7.  We use a 3 tank system, with all tanks at the same level.  The first tank is not connected to the panels, but instead is a fill tank with a float valve, to maintain the level in all 3 tanks when the hot water is used in the houses.
8.  Tank one (the fill tank) fills tank two (the pre-heating tank) after passing through the larger panel.  The heated water off the top of tank two enters the bottom of tank three, the use tank.  This design avoids the problem of ever adding cold to the (hottest) use tank and allows a 24/7 duty cycle.
9.  Timers are often sufficient to accumulate enough thermal momentum, but cloudy afternoons can lower efficiency.  Depending on your weather and system demands, temperature controllers with sensors, though more difficult to install, raise the efficiency of the system because they only deliver water that is hotter than the temperature you select.
Are your eyes rolling around in your head yet?
10.  Over the last 35 years Chris has built about a dozen different solar hot-water systems, starting with a simple static coil feeding off a 45(55US) gallon drum and going to a shower head.  It cost about $50 and lasted 25 years.  Along the way there were thermal-syphoning pool and house heating units and a coil inside a big old satellite dish which easily tipped to capture morning and evening sun.  We tried 180 degree turns with steel; plastic hose on steel manifolds for high volume, low temperature gain; and various sizes of plastic tubes, eventually pinning down  optimum designs.
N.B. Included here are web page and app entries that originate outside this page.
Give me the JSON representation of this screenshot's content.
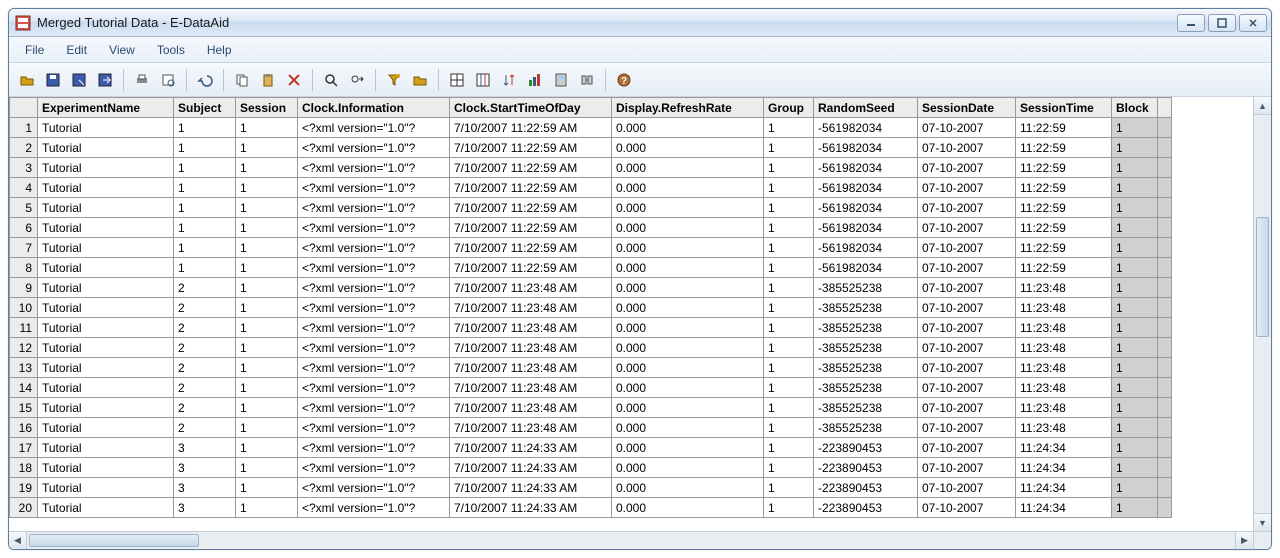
{
  "window": {
    "title": "Merged Tutorial Data - E-DataAid"
  },
  "menu": {
    "items": [
      "File",
      "Edit",
      "View",
      "Tools",
      "Help"
    ]
  },
  "toolbar": {
    "icons": [
      "open-icon",
      "save-icon",
      "save-as-icon",
      "export-icon",
      "sep",
      "print-icon",
      "print-preview-icon",
      "sep",
      "undo-icon",
      "sep",
      "copy-icon",
      "paste-icon",
      "delete-icon",
      "sep",
      "find-icon",
      "find-next-icon",
      "sep",
      "filter-icon",
      "folder-icon",
      "sep",
      "grid-icon",
      "columns-icon",
      "sort-icon",
      "analyze-icon",
      "calculator-icon",
      "merge-icon",
      "sep",
      "help-icon"
    ]
  },
  "columns": [
    "ExperimentName",
    "Subject",
    "Session",
    "Clock.Information",
    "Clock.StartTimeOfDay",
    "Display.RefreshRate",
    "Group",
    "RandomSeed",
    "SessionDate",
    "SessionTime",
    "Block"
  ],
  "rows": [
    {
      "n": 1,
      "ExperimentName": "Tutorial",
      "Subject": "1",
      "Session": "1",
      "Clock.Information": "<?xml version=\"1.0\"?",
      "Clock.StartTimeOfDay": "7/10/2007 11:22:59 AM",
      "Display.RefreshRate": "0.000",
      "Group": "1",
      "RandomSeed": "-561982034",
      "SessionDate": "07-10-2007",
      "SessionTime": "11:22:59",
      "Block": "1"
    },
    {
      "n": 2,
      "ExperimentName": "Tutorial",
      "Subject": "1",
      "Session": "1",
      "Clock.Information": "<?xml version=\"1.0\"?",
      "Clock.StartTimeOfDay": "7/10/2007 11:22:59 AM",
      "Display.RefreshRate": "0.000",
      "Group": "1",
      "RandomSeed": "-561982034",
      "SessionDate": "07-10-2007",
      "SessionTime": "11:22:59",
      "Block": "1"
    },
    {
      "n": 3,
      "ExperimentName": "Tutorial",
      "Subject": "1",
      "Session": "1",
      "Clock.Information": "<?xml version=\"1.0\"?",
      "Clock.StartTimeOfDay": "7/10/2007 11:22:59 AM",
      "Display.RefreshRate": "0.000",
      "Group": "1",
      "RandomSeed": "-561982034",
      "SessionDate": "07-10-2007",
      "SessionTime": "11:22:59",
      "Block": "1"
    },
    {
      "n": 4,
      "ExperimentName": "Tutorial",
      "Subject": "1",
      "Session": "1",
      "Clock.Information": "<?xml version=\"1.0\"?",
      "Clock.StartTimeOfDay": "7/10/2007 11:22:59 AM",
      "Display.RefreshRate": "0.000",
      "Group": "1",
      "RandomSeed": "-561982034",
      "SessionDate": "07-10-2007",
      "SessionTime": "11:22:59",
      "Block": "1"
    },
    {
      "n": 5,
      "ExperimentName": "Tutorial",
      "Subject": "1",
      "Session": "1",
      "Clock.Information": "<?xml version=\"1.0\"?",
      "Clock.StartTimeOfDay": "7/10/2007 11:22:59 AM",
      "Display.RefreshRate": "0.000",
      "Group": "1",
      "RandomSeed": "-561982034",
      "SessionDate": "07-10-2007",
      "SessionTime": "11:22:59",
      "Block": "1"
    },
    {
      "n": 6,
      "ExperimentName": "Tutorial",
      "Subject": "1",
      "Session": "1",
      "Clock.Information": "<?xml version=\"1.0\"?",
      "Clock.StartTimeOfDay": "7/10/2007 11:22:59 AM",
      "Display.RefreshRate": "0.000",
      "Group": "1",
      "RandomSeed": "-561982034",
      "SessionDate": "07-10-2007",
      "SessionTime": "11:22:59",
      "Block": "1"
    },
    {
      "n": 7,
      "ExperimentName": "Tutorial",
      "Subject": "1",
      "Session": "1",
      "Clock.Information": "<?xml version=\"1.0\"?",
      "Clock.StartTimeOfDay": "7/10/2007 11:22:59 AM",
      "Display.RefreshRate": "0.000",
      "Group": "1",
      "RandomSeed": "-561982034",
      "SessionDate": "07-10-2007",
      "SessionTime": "11:22:59",
      "Block": "1"
    },
    {
      "n": 8,
      "ExperimentName": "Tutorial",
      "Subject": "1",
      "Session": "1",
      "Clock.Information": "<?xml version=\"1.0\"?",
      "Clock.StartTimeOfDay": "7/10/2007 11:22:59 AM",
      "Display.RefreshRate": "0.000",
      "Group": "1",
      "RandomSeed": "-561982034",
      "SessionDate": "07-10-2007",
      "SessionTime": "11:22:59",
      "Block": "1"
    },
    {
      "n": 9,
      "ExperimentName": "Tutorial",
      "Subject": "2",
      "Session": "1",
      "Clock.Information": "<?xml version=\"1.0\"?",
      "Clock.StartTimeOfDay": "7/10/2007 11:23:48 AM",
      "Display.RefreshRate": "0.000",
      "Group": "1",
      "RandomSeed": "-385525238",
      "SessionDate": "07-10-2007",
      "SessionTime": "11:23:48",
      "Block": "1"
    },
    {
      "n": 10,
      "ExperimentName": "Tutorial",
      "Subject": "2",
      "Session": "1",
      "Clock.Information": "<?xml version=\"1.0\"?",
      "Clock.StartTimeOfDay": "7/10/2007 11:23:48 AM",
      "Display.RefreshRate": "0.000",
      "Group": "1",
      "RandomSeed": "-385525238",
      "SessionDate": "07-10-2007",
      "SessionTime": "11:23:48",
      "Block": "1"
    },
    {
      "n": 11,
      "ExperimentName": "Tutorial",
      "Subject": "2",
      "Session": "1",
      "Clock.Information": "<?xml version=\"1.0\"?",
      "Clock.StartTimeOfDay": "7/10/2007 11:23:48 AM",
      "Display.RefreshRate": "0.000",
      "Group": "1",
      "RandomSeed": "-385525238",
      "SessionDate": "07-10-2007",
      "SessionTime": "11:23:48",
      "Block": "1"
    },
    {
      "n": 12,
      "ExperimentName": "Tutorial",
      "Subject": "2",
      "Session": "1",
      "Clock.Information": "<?xml version=\"1.0\"?",
      "Clock.StartTimeOfDay": "7/10/2007 11:23:48 AM",
      "Display.RefreshRate": "0.000",
      "Group": "1",
      "RandomSeed": "-385525238",
      "SessionDate": "07-10-2007",
      "SessionTime": "11:23:48",
      "Block": "1"
    },
    {
      "n": 13,
      "ExperimentName": "Tutorial",
      "Subject": "2",
      "Session": "1",
      "Clock.Information": "<?xml version=\"1.0\"?",
      "Clock.StartTimeOfDay": "7/10/2007 11:23:48 AM",
      "Display.RefreshRate": "0.000",
      "Group": "1",
      "RandomSeed": "-385525238",
      "SessionDate": "07-10-2007",
      "SessionTime": "11:23:48",
      "Block": "1"
    },
    {
      "n": 14,
      "ExperimentName": "Tutorial",
      "Subject": "2",
      "Session": "1",
      "Clock.Information": "<?xml version=\"1.0\"?",
      "Clock.StartTimeOfDay": "7/10/2007 11:23:48 AM",
      "Display.RefreshRate": "0.000",
      "Group": "1",
      "RandomSeed": "-385525238",
      "SessionDate": "07-10-2007",
      "SessionTime": "11:23:48",
      "Block": "1"
    },
    {
      "n": 15,
      "ExperimentName": "Tutorial",
      "Subject": "2",
      "Session": "1",
      "Clock.Information": "<?xml version=\"1.0\"?",
      "Clock.StartTimeOfDay": "7/10/2007 11:23:48 AM",
      "Display.RefreshRate": "0.000",
      "Group": "1",
      "RandomSeed": "-385525238",
      "SessionDate": "07-10-2007",
      "SessionTime": "11:23:48",
      "Block": "1"
    },
    {
      "n": 16,
      "ExperimentName": "Tutorial",
      "Subject": "2",
      "Session": "1",
      "Clock.Information": "<?xml version=\"1.0\"?",
      "Clock.StartTimeOfDay": "7/10/2007 11:23:48 AM",
      "Display.RefreshRate": "0.000",
      "Group": "1",
      "RandomSeed": "-385525238",
      "SessionDate": "07-10-2007",
      "SessionTime": "11:23:48",
      "Block": "1"
    },
    {
      "n": 17,
      "ExperimentName": "Tutorial",
      "Subject": "3",
      "Session": "1",
      "Clock.Information": "<?xml version=\"1.0\"?",
      "Clock.StartTimeOfDay": "7/10/2007 11:24:33 AM",
      "Display.RefreshRate": "0.000",
      "Group": "1",
      "RandomSeed": "-223890453",
      "SessionDate": "07-10-2007",
      "SessionTime": "11:24:34",
      "Block": "1"
    },
    {
      "n": 18,
      "ExperimentName": "Tutorial",
      "Subject": "3",
      "Session": "1",
      "Clock.Information": "<?xml version=\"1.0\"?",
      "Clock.StartTimeOfDay": "7/10/2007 11:24:33 AM",
      "Display.RefreshRate": "0.000",
      "Group": "1",
      "RandomSeed": "-223890453",
      "SessionDate": "07-10-2007",
      "SessionTime": "11:24:34",
      "Block": "1"
    },
    {
      "n": 19,
      "ExperimentName": "Tutorial",
      "Subject": "3",
      "Session": "1",
      "Clock.Information": "<?xml version=\"1.0\"?",
      "Clock.StartTimeOfDay": "7/10/2007 11:24:33 AM",
      "Display.RefreshRate": "0.000",
      "Group": "1",
      "RandomSeed": "-223890453",
      "SessionDate": "07-10-2007",
      "SessionTime": "11:24:34",
      "Block": "1"
    },
    {
      "n": 20,
      "ExperimentName": "Tutorial",
      "Subject": "3",
      "Session": "1",
      "Clock.Information": "<?xml version=\"1.0\"?",
      "Clock.StartTimeOfDay": "7/10/2007 11:24:33 AM",
      "Display.RefreshRate": "0.000",
      "Group": "1",
      "RandomSeed": "-223890453",
      "SessionDate": "07-10-2007",
      "SessionTime": "11:24:34",
      "Block": "1"
    }
  ]
}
The system at Casa Isabel started with a single tank and a small thermal syphoning panel.  As demand increased it could not keep up because thermal momentum was lost due to the inefficiency of thermal syphoning as well as adding cold to the use tank, thus cooling what was already hot.  These problems were solved by using pumps, timers and temperature sensors.
11.  For unknown reasons solar gain is almost non-existent here on cloudy days, quite different than in the far north where we started.  For emergency backup during Yelapa´s rare cloudy spells, we have a 1000 watt temperature controlled backup heater in the use tank, which kicks in if the water in the use tank drops below 105 F(40 C).
We estimate that these panels, using 500 meters of 1″ black PVC hose in 5 hours of direct sun, produce more hot water than the 1000 watt heater running steadily for 24 hours.  When fully charged the system has 2 tons of hot water on hand for 24/7 use, and provides showers for 30 people staying in houses on a two-acre hillside, readily accommodating the line loss to distant houses. So you turn on the shower and wait a minute or so, dee dee dee….
The thermal momentum is such that we once provided showers for 14 during a rare 5 day cloudy and rainy spell, when solar gain was negligible and the back-up heater did not need to come on.  It is intriguing to consider that the water was heated in the sunny weather before the guests jumped on the plane.
12.  The potential to use solar hot water to heat buildings, swimming pools or hot tubs is limited to the imagination, budget and potential space of the builder.  Non-adjustable or fixed panels can only effectively harvest 5 or 6 hours of direct sun.  Perhaps your requirements are not large and a tracking panel would be worth it.  Proportion is the key, as systems can be designed to meet needs.
It seems like such a waste to see flat rooftops under a big sky in sunny climates not being used to capture solar energy.
Solar hot water has had a slow start as many designs have been tried and found less than ideal. Plastic fittings break and glass tubes explode, and more fittings means more potential for leaks.  Gradually these obstacles are being overcome.  Specific site and purpose design is the key to success in getting what you want.
Go people go!